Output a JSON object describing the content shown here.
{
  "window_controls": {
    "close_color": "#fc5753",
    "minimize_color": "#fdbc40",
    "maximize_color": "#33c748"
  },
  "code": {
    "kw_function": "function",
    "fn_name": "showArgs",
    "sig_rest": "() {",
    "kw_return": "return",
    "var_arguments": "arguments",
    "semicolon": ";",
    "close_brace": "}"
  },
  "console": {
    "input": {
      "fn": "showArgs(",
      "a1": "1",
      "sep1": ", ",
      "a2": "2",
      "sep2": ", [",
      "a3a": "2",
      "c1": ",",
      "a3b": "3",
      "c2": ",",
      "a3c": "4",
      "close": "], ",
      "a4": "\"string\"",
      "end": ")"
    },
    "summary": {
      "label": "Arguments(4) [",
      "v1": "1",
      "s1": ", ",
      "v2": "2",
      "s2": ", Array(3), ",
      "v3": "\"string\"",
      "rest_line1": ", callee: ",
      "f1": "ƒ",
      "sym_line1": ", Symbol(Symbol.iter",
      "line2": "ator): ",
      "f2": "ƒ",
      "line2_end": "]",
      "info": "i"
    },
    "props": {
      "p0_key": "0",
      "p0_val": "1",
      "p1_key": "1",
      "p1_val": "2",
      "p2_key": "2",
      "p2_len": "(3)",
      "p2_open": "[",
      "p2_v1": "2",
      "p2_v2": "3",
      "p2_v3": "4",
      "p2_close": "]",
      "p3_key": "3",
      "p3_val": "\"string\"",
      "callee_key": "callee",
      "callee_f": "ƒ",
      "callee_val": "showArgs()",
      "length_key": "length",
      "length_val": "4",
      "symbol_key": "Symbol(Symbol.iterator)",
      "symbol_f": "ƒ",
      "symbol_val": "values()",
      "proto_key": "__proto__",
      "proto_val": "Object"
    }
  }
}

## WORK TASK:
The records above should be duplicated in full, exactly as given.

## WRITTEN RESPONSE:
Output a JSON object describing the content shown here.
{
  "window_controls": {
    "close_color": "#fc5753",
    "minimize_color": "#fdbc40",
    "maximize_color": "#33c748"
  },
  "code": {
    "kw_function": "function",
    "fn_name": "showArgs",
    "sig_rest": "() {",
    "kw_return": "return",
    "var_arguments": "arguments",
    "semicolon": ";",
    "close_brace": "}"
  },
  "console": {
    "input": {
      "fn": "showArgs(",
      "a1": "1",
      "sep1": ", ",
      "a2": "2",
      "sep2": ", [",
      "a3a": "2",
      "c1": ",",
      "a3b": "3",
      "c2": ",",
      "a3c": "4",
      "close": "], ",
      "a4": "\"string\"",
      "end": ")"
    },
    "summary": {
      "label": "Arguments(4) [",
      "v1": "1",
      "s1": ", ",
      "v2": "2",
      "s2": ", Array(3), ",
      "v3": "\"string\"",
      "rest_line1": ", callee: ",
      "f1": "ƒ",
      "sym_line1": ", Symbol(Symbol.iter",
      "line2": "ator): ",
      "f2": "ƒ",
      "line2_end": "]",
      "info": "i"
    },
    "props": {
      "p0_key": "0",
      "p0_val": "1",
      "p1_key": "1",
      "p1_val": "2",
      "p2_key": "2",
      "p2_len": "(3)",
      "p2_open": "[",
      "p2_v1": "2",
      "p2_v2": "3",
      "p2_v3": "4",
      "p2_close": "]",
      "p3_key": "3",
      "p3_val": "\"string\"",
      "callee_key": "callee",
      "callee_f": "ƒ",
      "callee_val": "showArgs()",
      "length_key": "length",
      "length_val": "4",
      "symbol_key": "Symbol(Symbol.iterator)",
      "symbol_f": "ƒ",
      "symbol_val": "values()",
      "proto_key": "__proto__",
      "proto_val": "Object"
    }
  }
}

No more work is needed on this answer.